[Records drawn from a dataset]

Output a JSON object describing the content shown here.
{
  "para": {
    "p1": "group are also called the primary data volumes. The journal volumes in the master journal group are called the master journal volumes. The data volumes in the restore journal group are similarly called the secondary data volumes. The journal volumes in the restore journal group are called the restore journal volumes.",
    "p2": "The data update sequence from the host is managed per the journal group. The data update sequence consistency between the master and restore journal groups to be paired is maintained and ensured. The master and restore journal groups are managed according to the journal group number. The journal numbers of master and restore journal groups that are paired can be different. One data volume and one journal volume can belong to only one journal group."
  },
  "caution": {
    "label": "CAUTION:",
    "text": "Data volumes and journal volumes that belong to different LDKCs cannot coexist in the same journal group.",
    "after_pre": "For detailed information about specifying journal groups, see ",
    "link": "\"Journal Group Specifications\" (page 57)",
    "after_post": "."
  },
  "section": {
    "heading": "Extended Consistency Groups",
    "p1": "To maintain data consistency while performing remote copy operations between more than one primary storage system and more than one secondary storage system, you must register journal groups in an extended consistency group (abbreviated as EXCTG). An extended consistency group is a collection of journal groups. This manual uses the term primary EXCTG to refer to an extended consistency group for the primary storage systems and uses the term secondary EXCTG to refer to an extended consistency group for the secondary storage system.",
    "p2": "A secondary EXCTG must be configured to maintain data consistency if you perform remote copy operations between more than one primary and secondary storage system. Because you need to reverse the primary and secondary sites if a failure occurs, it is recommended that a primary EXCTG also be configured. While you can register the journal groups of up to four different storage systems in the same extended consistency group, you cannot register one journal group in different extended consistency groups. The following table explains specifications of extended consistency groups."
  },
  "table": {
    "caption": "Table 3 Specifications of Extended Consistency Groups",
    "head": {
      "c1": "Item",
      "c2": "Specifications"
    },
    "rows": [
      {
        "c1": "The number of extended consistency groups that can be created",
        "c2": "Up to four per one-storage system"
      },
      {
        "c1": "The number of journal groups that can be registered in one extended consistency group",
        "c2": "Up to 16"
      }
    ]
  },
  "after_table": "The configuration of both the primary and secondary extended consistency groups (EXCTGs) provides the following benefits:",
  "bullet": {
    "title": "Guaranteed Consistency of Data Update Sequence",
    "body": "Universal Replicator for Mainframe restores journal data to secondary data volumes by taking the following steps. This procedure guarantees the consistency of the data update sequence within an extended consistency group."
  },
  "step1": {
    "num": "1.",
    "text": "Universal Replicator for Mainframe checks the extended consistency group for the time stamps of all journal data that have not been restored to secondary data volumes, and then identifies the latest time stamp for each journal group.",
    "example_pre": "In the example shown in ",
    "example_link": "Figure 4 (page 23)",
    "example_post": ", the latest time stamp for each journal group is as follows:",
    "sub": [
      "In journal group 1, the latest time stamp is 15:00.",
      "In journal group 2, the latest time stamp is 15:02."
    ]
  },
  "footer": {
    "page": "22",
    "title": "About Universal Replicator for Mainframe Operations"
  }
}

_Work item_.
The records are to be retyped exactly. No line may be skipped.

_The completed task_.
Output a JSON object describing the content shown here.
{
  "para": {
    "p1": "group are also called the primary data volumes. The journal volumes in the master journal group are called the master journal volumes. The data volumes in the restore journal group are similarly called the secondary data volumes. The journal volumes in the restore journal group are called the restore journal volumes.",
    "p2": "The data update sequence from the host is managed per the journal group. The data update sequence consistency between the master and restore journal groups to be paired is maintained and ensured. The master and restore journal groups are managed according to the journal group number. The journal numbers of master and restore journal groups that are paired can be different. One data volume and one journal volume can belong to only one journal group."
  },
  "caution": {
    "label": "CAUTION:",
    "text": "Data volumes and journal volumes that belong to different LDKCs cannot coexist in the same journal group.",
    "after_pre": "For detailed information about specifying journal groups, see ",
    "link": "\"Journal Group Specifications\" (page 57)",
    "after_post": "."
  },
  "section": {
    "heading": "Extended Consistency Groups",
    "p1": "To maintain data consistency while performing remote copy operations between more than one primary storage system and more than one secondary storage system, you must register journal groups in an extended consistency group (abbreviated as EXCTG). An extended consistency group is a collection of journal groups. This manual uses the term primary EXCTG to refer to an extended consistency group for the primary storage systems and uses the term secondary EXCTG to refer to an extended consistency group for the secondary storage system.",
    "p2": "A secondary EXCTG must be configured to maintain data consistency if you perform remote copy operations between more than one primary and secondary storage system. Because you need to reverse the primary and secondary sites if a failure occurs, it is recommended that a primary EXCTG also be configured. While you can register the journal groups of up to four different storage systems in the same extended consistency group, you cannot register one journal group in different extended consistency groups. The following table explains specifications of extended consistency groups."
  },
  "table": {
    "caption": "Table 3 Specifications of Extended Consistency Groups",
    "head": {
      "c1": "Item",
      "c2": "Specifications"
    },
    "rows": [
      {
        "c1": "The number of extended consistency groups that can be created",
        "c2": "Up to four per one-storage system"
      },
      {
        "c1": "The number of journal groups that can be registered in one extended consistency group",
        "c2": "Up to 16"
      }
    ]
  },
  "after_table": "The configuration of both the primary and secondary extended consistency groups (EXCTGs) provides the following benefits:",
  "bullet": {
    "title": "Guaranteed Consistency of Data Update Sequence",
    "body": "Universal Replicator for Mainframe restores journal data to secondary data volumes by taking the following steps. This procedure guarantees the consistency of the data update sequence within an extended consistency group."
  },
  "step1": {
    "num": "1.",
    "text": "Universal Replicator for Mainframe checks the extended consistency group for the time stamps of all journal data that have not been restored to secondary data volumes, and then identifies the latest time stamp for each journal group.",
    "example_pre": "In the example shown in ",
    "example_link": "Figure 4 (page 23)",
    "example_post": ", the latest time stamp for each journal group is as follows:",
    "sub": [
      "In journal group 1, the latest time stamp is 15:00.",
      "In journal group 2, the latest time stamp is 15:02."
    ]
  },
  "footer": {
    "page": "22",
    "title": "About Universal Replicator for Mainframe Operations"
  }
}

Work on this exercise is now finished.